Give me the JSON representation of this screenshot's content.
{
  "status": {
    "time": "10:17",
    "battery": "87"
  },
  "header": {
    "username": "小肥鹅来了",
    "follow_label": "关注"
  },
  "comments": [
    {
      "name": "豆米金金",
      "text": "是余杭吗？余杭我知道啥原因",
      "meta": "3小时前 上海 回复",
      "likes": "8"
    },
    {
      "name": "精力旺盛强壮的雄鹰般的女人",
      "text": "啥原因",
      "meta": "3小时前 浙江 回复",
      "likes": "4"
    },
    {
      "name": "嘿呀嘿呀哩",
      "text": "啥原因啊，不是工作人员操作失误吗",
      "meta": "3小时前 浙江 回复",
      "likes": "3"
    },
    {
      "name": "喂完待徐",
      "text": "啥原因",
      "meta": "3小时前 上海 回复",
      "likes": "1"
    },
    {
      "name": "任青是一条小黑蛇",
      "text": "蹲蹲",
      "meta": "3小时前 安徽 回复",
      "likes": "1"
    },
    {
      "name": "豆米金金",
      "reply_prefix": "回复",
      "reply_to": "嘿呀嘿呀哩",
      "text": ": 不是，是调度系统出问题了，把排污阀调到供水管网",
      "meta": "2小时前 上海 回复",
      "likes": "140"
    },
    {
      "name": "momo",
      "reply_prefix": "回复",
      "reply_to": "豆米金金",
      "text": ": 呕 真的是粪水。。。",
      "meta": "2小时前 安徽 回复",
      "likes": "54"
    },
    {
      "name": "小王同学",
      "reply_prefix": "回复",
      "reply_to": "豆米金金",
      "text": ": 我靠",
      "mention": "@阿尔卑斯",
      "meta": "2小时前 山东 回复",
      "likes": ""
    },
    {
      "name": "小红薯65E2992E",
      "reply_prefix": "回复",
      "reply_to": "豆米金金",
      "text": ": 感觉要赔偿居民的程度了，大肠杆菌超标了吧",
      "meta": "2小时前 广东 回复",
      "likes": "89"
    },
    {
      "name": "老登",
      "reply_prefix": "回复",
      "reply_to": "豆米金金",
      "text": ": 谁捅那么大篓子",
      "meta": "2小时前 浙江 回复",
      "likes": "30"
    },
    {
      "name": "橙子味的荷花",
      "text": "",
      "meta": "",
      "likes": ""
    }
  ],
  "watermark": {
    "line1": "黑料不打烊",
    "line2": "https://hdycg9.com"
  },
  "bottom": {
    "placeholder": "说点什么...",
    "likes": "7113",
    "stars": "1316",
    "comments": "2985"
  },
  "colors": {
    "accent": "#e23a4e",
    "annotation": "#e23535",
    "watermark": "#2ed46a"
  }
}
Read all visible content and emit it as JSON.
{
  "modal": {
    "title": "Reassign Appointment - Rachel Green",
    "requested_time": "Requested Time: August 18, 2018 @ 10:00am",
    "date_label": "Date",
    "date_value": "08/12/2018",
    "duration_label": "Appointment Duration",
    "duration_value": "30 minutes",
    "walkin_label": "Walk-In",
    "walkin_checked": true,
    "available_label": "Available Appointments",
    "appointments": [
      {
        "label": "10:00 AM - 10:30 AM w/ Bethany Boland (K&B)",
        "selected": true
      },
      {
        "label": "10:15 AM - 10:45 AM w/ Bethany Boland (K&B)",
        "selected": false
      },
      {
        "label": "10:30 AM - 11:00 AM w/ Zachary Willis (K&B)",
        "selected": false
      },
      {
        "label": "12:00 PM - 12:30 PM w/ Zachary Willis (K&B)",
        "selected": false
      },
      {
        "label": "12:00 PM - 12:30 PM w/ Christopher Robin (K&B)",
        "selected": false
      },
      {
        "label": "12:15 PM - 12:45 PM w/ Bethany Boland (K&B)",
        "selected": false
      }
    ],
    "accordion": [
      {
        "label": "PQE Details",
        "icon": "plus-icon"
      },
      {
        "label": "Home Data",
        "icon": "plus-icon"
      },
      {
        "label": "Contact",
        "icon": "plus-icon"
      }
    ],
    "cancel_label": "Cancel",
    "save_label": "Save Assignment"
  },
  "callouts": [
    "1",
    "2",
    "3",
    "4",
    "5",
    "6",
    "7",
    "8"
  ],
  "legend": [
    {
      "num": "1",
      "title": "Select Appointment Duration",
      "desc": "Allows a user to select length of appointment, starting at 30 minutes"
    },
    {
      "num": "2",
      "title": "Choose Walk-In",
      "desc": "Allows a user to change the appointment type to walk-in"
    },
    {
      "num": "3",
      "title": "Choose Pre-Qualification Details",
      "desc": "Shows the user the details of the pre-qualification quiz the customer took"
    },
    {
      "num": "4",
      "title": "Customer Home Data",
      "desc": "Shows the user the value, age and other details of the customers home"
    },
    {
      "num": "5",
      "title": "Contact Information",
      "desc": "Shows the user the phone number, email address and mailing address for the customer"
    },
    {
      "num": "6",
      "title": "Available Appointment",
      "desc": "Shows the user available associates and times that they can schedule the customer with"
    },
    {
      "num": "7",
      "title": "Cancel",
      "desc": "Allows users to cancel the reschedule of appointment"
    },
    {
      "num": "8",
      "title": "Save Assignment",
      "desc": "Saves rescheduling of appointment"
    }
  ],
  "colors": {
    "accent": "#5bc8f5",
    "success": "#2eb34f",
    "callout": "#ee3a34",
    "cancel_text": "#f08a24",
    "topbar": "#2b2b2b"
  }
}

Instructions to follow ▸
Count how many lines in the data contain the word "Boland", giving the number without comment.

Problem solution ▸
3